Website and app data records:
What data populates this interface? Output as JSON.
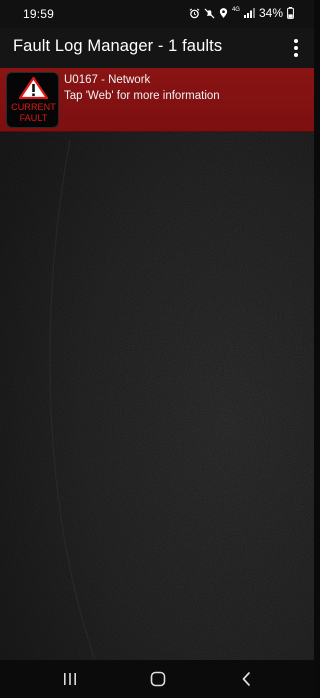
{
  "status_bar": {
    "time": "19:59",
    "network_label": "4G",
    "battery": "34%"
  },
  "app_bar": {
    "title": "Fault Log Manager - 1 faults",
    "menu_icon": "more-vert-icon"
  },
  "fault": {
    "icon_line1": "CURRENT",
    "icon_line2": "FAULT",
    "title": "U0167 - Network",
    "subtitle": "Tap 'Web' for more information",
    "row_color": "#7f1011",
    "icon_text_color": "#e01818"
  },
  "nav_bar": {
    "recent_icon": "recent-apps-icon",
    "home_icon": "home-icon",
    "back_icon": "back-icon"
  }
}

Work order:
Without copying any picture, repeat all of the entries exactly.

Output of the exercise:
What data populates this interface? Output as JSON.
{
  "status_bar": {
    "time": "19:59",
    "network_label": "4G",
    "battery": "34%"
  },
  "app_bar": {
    "title": "Fault Log Manager - 1 faults",
    "menu_icon": "more-vert-icon"
  },
  "fault": {
    "icon_line1": "CURRENT",
    "icon_line2": "FAULT",
    "title": "U0167 - Network",
    "subtitle": "Tap 'Web' for more information",
    "row_color": "#7f1011",
    "icon_text_color": "#e01818"
  },
  "nav_bar": {
    "recent_icon": "recent-apps-icon",
    "home_icon": "home-icon",
    "back_icon": "back-icon"
  }
}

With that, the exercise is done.